■ Raw data ■
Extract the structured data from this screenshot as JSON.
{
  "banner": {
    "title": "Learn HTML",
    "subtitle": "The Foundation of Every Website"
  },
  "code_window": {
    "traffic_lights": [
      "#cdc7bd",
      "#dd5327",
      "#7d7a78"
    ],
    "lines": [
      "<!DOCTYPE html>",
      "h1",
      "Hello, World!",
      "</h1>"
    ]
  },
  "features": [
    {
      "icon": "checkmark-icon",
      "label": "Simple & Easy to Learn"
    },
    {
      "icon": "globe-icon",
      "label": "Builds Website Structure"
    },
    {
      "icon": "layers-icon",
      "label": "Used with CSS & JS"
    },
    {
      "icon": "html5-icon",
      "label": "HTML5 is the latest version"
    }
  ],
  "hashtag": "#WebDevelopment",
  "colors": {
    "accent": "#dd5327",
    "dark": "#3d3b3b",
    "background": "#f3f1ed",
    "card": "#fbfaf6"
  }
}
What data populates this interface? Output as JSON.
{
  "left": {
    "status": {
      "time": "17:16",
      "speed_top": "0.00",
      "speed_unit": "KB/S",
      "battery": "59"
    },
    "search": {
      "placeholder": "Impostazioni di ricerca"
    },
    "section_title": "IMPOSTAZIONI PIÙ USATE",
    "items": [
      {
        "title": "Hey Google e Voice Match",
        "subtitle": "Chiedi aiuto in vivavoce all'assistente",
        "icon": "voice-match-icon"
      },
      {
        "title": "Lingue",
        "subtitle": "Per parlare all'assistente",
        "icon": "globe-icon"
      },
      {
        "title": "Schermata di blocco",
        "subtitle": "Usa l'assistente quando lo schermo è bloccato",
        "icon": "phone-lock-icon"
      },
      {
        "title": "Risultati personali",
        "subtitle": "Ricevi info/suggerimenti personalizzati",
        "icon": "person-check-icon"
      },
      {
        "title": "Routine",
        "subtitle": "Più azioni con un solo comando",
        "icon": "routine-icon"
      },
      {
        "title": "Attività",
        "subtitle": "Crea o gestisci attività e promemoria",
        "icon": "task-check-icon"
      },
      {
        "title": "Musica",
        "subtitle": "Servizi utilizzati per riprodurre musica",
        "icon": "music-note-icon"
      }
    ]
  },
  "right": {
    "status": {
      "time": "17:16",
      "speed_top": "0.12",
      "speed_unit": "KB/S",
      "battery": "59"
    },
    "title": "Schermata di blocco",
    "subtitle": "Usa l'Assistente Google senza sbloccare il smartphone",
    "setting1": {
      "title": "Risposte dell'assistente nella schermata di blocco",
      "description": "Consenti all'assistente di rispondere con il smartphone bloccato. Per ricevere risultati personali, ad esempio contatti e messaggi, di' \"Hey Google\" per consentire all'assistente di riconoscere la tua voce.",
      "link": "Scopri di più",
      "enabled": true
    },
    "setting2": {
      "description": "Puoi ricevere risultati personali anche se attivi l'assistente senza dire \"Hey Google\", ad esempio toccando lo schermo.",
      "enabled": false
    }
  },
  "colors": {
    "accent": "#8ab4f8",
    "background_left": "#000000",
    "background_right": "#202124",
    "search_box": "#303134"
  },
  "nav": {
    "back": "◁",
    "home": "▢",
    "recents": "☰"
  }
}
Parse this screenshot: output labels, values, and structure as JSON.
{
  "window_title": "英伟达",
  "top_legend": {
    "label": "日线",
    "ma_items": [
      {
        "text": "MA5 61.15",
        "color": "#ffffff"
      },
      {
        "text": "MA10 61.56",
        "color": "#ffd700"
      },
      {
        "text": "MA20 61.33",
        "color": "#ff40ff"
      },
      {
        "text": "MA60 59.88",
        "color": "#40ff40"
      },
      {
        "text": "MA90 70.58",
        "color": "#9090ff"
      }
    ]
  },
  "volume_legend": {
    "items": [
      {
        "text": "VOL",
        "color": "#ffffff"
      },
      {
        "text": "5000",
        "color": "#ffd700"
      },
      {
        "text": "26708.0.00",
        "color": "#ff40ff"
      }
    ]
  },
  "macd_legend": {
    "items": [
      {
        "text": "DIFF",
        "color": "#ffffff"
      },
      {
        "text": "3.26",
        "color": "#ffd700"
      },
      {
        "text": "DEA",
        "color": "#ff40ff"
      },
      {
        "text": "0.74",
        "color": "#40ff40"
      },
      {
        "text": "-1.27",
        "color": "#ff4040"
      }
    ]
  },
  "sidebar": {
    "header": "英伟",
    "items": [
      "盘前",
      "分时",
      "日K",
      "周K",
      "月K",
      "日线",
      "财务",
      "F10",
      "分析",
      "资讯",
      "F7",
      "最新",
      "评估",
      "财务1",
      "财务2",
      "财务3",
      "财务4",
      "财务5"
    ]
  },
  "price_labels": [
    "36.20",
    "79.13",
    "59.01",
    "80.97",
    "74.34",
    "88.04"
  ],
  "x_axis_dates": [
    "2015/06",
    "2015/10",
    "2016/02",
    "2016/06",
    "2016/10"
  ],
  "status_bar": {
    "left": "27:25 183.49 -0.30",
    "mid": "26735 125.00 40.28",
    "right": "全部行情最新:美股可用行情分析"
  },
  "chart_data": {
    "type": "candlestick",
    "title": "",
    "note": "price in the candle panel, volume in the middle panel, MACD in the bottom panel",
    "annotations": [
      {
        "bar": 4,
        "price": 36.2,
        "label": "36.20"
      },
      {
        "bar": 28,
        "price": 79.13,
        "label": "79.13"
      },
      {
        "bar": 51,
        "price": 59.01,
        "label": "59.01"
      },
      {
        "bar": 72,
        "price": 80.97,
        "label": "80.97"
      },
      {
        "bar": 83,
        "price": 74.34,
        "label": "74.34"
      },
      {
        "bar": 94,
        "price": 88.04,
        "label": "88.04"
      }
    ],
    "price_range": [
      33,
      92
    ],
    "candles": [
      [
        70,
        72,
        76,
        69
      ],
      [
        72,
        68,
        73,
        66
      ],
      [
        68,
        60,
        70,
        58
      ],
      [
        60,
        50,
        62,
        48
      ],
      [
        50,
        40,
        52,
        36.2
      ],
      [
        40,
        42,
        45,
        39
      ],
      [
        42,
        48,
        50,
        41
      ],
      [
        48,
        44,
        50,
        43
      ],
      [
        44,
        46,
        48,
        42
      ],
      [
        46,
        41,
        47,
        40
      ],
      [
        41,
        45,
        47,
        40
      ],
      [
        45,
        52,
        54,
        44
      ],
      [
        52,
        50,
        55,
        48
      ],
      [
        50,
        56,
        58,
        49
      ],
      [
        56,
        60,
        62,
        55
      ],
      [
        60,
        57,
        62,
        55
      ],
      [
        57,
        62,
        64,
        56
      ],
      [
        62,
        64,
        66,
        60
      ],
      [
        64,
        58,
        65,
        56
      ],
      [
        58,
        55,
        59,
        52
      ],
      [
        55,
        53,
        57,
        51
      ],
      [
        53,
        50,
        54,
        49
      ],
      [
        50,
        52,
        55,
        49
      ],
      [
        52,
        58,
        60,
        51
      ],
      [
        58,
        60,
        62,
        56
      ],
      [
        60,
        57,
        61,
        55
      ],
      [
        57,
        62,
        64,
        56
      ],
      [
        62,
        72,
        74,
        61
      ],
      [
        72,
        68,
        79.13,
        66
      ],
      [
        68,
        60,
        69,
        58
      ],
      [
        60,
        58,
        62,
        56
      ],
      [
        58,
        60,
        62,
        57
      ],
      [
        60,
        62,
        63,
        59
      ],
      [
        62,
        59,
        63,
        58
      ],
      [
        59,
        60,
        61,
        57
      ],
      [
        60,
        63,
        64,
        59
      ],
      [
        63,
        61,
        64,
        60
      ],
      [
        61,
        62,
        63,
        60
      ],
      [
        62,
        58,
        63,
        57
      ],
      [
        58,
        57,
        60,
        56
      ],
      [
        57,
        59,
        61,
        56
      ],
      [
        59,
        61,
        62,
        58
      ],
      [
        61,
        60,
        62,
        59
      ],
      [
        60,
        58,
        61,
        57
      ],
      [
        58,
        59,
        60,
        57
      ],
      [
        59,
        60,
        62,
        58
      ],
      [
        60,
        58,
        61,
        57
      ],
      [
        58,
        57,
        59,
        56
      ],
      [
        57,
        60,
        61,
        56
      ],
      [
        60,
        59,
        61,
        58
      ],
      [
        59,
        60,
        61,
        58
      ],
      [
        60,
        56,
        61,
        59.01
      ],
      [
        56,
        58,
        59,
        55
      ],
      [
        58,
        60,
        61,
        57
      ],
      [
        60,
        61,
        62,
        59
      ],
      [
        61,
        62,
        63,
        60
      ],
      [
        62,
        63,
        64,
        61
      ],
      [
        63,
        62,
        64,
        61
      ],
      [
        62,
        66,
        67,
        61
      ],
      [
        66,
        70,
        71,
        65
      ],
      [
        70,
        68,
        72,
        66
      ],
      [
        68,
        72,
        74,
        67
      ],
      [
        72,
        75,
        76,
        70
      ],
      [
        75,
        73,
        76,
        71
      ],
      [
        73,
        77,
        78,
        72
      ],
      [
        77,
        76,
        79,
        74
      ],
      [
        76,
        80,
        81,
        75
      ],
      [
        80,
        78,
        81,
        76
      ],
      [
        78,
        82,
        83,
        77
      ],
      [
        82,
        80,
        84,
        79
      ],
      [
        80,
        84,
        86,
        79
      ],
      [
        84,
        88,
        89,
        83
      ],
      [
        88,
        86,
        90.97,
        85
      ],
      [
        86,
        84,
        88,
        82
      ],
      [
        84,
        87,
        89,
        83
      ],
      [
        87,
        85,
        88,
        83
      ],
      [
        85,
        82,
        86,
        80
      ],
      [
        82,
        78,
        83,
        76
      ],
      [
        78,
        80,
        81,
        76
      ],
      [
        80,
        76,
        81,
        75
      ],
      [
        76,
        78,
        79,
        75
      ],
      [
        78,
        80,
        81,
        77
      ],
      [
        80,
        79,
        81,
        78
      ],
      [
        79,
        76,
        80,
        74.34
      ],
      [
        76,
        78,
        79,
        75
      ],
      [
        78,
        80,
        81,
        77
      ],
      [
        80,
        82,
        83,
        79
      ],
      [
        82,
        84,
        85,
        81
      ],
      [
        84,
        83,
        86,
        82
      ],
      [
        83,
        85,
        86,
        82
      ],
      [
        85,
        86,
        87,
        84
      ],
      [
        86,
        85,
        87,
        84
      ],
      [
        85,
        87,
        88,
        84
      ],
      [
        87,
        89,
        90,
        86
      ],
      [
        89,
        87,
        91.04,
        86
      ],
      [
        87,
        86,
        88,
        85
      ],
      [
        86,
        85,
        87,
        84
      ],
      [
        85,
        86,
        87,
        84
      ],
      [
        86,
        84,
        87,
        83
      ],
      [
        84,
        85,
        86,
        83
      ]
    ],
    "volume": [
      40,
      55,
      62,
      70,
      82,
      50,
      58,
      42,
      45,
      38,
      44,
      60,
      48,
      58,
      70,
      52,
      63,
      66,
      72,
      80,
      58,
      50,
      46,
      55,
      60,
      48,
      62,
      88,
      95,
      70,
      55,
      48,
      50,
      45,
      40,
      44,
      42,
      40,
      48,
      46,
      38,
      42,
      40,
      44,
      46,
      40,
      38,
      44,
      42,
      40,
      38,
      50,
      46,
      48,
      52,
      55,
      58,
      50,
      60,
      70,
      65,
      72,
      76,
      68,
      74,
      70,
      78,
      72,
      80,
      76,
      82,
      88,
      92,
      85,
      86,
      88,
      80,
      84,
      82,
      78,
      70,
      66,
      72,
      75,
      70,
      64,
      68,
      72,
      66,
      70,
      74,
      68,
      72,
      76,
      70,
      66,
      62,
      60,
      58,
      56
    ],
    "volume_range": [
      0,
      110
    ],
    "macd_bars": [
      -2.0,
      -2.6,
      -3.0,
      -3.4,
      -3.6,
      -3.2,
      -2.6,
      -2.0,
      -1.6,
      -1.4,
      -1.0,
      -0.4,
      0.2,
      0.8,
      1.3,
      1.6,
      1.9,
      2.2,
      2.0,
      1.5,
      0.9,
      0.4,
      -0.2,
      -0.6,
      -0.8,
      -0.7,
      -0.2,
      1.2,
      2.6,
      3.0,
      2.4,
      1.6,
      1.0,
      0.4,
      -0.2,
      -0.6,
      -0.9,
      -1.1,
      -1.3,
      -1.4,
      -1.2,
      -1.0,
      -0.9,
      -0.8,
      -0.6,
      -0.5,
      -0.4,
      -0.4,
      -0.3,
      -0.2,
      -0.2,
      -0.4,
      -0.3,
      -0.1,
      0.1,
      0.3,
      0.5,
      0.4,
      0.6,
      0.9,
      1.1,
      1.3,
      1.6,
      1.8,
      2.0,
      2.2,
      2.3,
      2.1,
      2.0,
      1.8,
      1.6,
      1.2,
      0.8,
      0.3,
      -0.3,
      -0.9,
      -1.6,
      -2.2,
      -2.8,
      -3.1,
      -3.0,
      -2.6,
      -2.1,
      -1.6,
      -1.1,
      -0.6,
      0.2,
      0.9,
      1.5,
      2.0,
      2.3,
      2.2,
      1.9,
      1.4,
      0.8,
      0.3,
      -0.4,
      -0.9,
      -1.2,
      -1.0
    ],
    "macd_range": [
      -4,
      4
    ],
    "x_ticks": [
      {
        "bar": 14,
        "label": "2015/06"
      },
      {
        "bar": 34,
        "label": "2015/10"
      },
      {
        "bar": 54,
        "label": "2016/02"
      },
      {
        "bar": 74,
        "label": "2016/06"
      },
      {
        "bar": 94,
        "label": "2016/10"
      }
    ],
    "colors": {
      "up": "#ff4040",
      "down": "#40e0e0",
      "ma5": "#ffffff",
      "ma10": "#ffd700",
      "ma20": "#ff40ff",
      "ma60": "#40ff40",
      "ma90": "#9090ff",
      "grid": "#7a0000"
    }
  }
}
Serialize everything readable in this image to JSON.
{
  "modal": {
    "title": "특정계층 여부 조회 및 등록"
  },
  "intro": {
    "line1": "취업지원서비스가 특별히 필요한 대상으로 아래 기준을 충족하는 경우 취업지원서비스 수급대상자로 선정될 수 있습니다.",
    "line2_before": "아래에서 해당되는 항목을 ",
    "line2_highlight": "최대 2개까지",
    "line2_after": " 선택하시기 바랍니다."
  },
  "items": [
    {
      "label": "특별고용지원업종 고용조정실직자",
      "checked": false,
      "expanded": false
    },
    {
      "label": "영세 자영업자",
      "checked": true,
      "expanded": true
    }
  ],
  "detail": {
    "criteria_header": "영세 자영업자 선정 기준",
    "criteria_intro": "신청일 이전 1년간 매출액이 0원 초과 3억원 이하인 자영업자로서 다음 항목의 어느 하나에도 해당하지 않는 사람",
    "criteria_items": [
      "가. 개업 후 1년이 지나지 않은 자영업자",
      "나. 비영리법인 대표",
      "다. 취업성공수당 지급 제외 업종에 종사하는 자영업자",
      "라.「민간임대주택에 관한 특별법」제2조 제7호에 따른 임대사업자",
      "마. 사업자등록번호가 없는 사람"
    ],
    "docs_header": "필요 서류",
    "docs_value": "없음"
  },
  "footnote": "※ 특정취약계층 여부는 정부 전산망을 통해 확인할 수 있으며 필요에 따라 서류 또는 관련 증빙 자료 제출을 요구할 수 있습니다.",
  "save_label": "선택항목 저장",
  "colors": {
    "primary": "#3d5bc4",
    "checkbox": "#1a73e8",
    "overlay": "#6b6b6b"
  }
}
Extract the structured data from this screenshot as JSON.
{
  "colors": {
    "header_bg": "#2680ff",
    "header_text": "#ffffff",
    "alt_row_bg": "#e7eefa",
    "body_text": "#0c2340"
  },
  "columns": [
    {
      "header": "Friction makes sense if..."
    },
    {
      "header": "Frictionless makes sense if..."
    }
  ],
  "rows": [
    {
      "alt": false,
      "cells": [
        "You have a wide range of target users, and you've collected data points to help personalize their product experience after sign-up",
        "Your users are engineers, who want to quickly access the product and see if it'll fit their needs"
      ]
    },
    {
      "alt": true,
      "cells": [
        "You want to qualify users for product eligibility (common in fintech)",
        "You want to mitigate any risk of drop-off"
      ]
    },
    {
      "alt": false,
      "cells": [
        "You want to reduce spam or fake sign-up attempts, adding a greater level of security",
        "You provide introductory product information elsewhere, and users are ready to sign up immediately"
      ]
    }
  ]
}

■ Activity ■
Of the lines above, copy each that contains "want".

■ Result of this task ■
        "Your users are engineers, who want to quickly access the product and see if it'll fit their needs"
        "You want to qualify users for product eligibility (common in fintech)",
        "You want to mitigate any risk of drop-off"
        "You want to reduce spam or fake sign-up attempts, adding a greater level of security",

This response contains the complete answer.